Bailey pointed to the Coeur d’Alene songs of her youth as a major factor in shaping her style:
“I don’t know whether this music compares with jazz or the classics, but I do know that it offers a young singer a remarkable background and training. It takes a squeaky soprano and straightens out the clinkers that made it squeak; it removes the boom from the contralto voice, this Indian singing does, because you have to sing a lot of notes to get by, and you’ve got to cover an awful range.”
This according to “American Indian jazz: Mildred Bailey and the origins of America’s most musical art form” by Chad Hamill, an essay included in Indigenous pop: Native American music from jazz to hip hop (Tucson: University of Arizona Press, 2016, pp. 33–46).
Today is Bailey’s 110th birthday! Below, Thanks for the memory from 1938.
The 1725 account in Mercure de France of two Native Americans dancing at a Paris theater provides a detailed link between the large corpus of earlier European descriptions of New World music and the composition of Rameau’s harpsichord piece Les sauvages.
The account and the composition constitute a significant episode in the prehistory of ethnomusicology. Rameau’s detailed characterization of the Indians’ performance in the piece develops initiatives by 17th-century French musicians, and his later operatic use of Les sauvages in Les Indes galantes mirrors the ambiguities of Europe’s response to the Americas in the 18th century.
This according to “Rameau’s American dancers” by Roger Savage (Early music XI/4 [October 1983] pp. 441–52).
Today is Rameau’s 330th birthday! Above, the 1760 bust of the composer by Jean-Jacques Caffieri (click to enlarge); below, his Rondeau des Indes Galantes, which is based on Les sauvages.
Related article: Ballet and sauvagerie
A semiotics of sex roles in French society was played out in 18th- and 19th-century ballet by projecting it onto imaginary Native American societies.
In the 18th century, sauvage culture became a canvas for the projection of utopian sentiment with subtle social texturing, allowing the expression of fantasies of less restrictive sexual roles; in the 19th century, sauvagerie became grotesque and increasingly unrefined, shifting the emphasis from cultural to racial difference and affirming the status quo.

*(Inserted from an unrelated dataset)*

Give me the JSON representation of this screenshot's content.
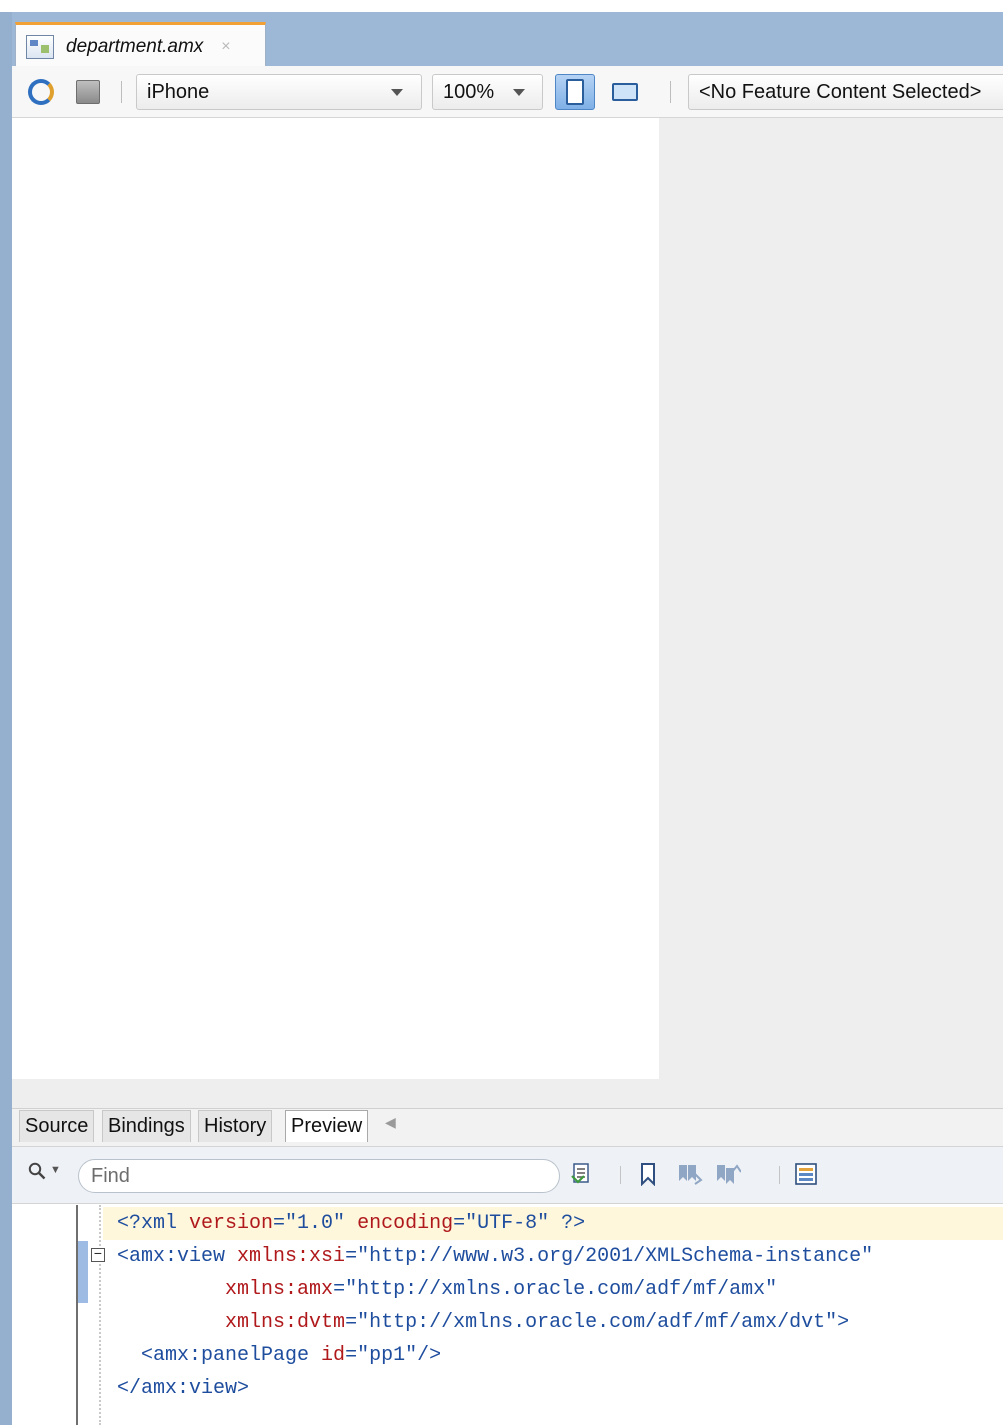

This according to “Sauvages, sex roles, and semiotics: Representations of Native Americans in the French ballet, 1736–1837” by Joellen A. Meglen (Dance chronicle XXIII/2  pp. 87–132; XXIII/3  pp. 275–320).
Above and below, Rameau’s Les Indes galantes (1735).